It is not necessary to pasteurize raw milk to make it into yogurt however your yogurt will be thicker if you do so and you will have some of the innate bacteria from the milk there. Older milk must be pasteurized before making it into yogurt.

You can certainly use your yogurt as a culture for your sour cream and it should work.

nadine June 25, 2013 at 8:25 pm

why do you cook the pasteurized but not the raw?

lydia December 1, 2013 at 7:52 pm

The pasteurized cream gets heated to untwist the proteins and kills off any microbes that may have contaminated the cream.

stacey December 1, 2013 at 1:55 pm

Recipe for for pasteurized cream says to Ferment/culture as directed above.
Where above is this information?

lydia December 1, 2013 at 7:51 pm

Stacey – once you heat and cool the cream you ferment it just like with raw cream – in a vessel with whichever starter you choose for the allotted time. Look at step 2 in the recipe directions.

Tina February 28, 2014 at 7:17 pm

I am very excited to make such nutritious sour cream! I’m assuming I could also use this method to culture my cream before I make it into butter?

lydia March 1, 2014 at 10:52 am

Yes Tina!

Sadaf December 9, 2016 at 10:49 am

Hello. Why do you need to add a culture to the cream? If you leave raw cream out, it naturally becomes sour cream I thought.

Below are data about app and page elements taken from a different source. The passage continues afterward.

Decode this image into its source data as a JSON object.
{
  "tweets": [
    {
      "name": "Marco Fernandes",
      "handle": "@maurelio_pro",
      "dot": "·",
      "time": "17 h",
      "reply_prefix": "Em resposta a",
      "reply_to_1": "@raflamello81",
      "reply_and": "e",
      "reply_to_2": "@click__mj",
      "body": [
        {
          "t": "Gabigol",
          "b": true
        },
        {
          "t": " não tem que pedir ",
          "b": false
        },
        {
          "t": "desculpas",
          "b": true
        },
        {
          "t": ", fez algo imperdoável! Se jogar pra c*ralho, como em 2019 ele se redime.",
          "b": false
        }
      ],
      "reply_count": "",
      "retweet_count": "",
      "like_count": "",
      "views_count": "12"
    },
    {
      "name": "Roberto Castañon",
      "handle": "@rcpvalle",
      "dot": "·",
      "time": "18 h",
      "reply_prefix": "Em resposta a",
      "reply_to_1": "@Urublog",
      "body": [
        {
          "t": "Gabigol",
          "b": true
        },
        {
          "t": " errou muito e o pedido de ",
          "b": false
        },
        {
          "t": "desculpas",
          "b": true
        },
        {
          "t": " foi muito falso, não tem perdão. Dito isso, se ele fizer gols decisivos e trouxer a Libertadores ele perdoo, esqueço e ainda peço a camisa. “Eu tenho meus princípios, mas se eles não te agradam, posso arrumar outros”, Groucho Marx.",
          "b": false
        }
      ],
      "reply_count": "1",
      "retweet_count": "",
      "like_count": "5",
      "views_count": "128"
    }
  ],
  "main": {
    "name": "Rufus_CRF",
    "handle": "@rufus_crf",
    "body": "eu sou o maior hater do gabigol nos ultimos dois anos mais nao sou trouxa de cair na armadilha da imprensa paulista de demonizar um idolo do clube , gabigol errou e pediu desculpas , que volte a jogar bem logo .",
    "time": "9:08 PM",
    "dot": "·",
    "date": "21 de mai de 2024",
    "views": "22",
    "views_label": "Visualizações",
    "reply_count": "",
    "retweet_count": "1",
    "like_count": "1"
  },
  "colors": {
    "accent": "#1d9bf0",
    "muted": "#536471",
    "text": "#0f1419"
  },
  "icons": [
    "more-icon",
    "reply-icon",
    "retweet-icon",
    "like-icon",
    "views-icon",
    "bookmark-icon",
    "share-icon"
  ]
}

Comments on this entry are closed.

Previous post:

Next post: